Village Voice also helpfully provides a slide show of Lorenzana photos for judicial study purposes and a video interview is below. If Lorenzana can prove that she was fired for her looks it will force the court to decide whether an employee can be fired for being too hot. Maybe, once the Supreme Court finishes ruling on the speech and privacy issues of the Snyder v. Phelps case, we'll get lucky and the justices will turn their attention to the potentially landmark case of Citibank v. Hotness.
This is the way Debbie Lorenzana tells it: Her bosses told her they couldn't concentrate on their work because her appearance was too distracting. They ordered her to stop wearing turtlenecks. She was also forbidden to wear pencil skirts, three-inch heels, or fitted business suits. Lorenzana, a 33-year-old single mom, pointed out female colleagues whose clothing was far more revealing than hers: "They said their body shapes were different from mine, and I drew too much attention," she says.
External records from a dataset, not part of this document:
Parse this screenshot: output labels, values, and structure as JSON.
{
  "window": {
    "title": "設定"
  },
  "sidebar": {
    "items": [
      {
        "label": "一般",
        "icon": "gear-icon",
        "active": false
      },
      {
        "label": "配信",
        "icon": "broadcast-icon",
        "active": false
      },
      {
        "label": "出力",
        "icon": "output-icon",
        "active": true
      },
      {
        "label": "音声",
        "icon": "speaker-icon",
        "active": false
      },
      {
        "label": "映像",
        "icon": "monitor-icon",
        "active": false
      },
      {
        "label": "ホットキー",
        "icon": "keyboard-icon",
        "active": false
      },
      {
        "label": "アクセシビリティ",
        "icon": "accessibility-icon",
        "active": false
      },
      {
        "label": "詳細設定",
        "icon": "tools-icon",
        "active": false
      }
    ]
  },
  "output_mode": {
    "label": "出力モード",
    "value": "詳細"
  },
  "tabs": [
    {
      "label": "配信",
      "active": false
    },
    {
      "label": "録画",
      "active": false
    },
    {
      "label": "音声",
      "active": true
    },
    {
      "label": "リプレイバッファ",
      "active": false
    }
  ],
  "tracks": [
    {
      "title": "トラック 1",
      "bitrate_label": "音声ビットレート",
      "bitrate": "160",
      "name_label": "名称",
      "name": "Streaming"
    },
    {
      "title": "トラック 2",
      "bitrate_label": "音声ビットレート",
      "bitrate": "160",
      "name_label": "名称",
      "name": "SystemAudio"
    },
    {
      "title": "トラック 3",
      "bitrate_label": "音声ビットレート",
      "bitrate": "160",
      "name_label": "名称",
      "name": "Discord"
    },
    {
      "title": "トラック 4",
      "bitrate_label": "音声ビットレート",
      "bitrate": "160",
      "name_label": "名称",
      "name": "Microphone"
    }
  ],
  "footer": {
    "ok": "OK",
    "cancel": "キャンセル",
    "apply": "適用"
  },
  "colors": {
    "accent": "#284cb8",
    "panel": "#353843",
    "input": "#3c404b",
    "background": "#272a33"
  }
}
As Lorenzana's lawsuit puts it, her bosses told her that "as a result of the shape of her figure, such clothes were purportedly 'too distracting' for her male colleagues and supervisors to bear."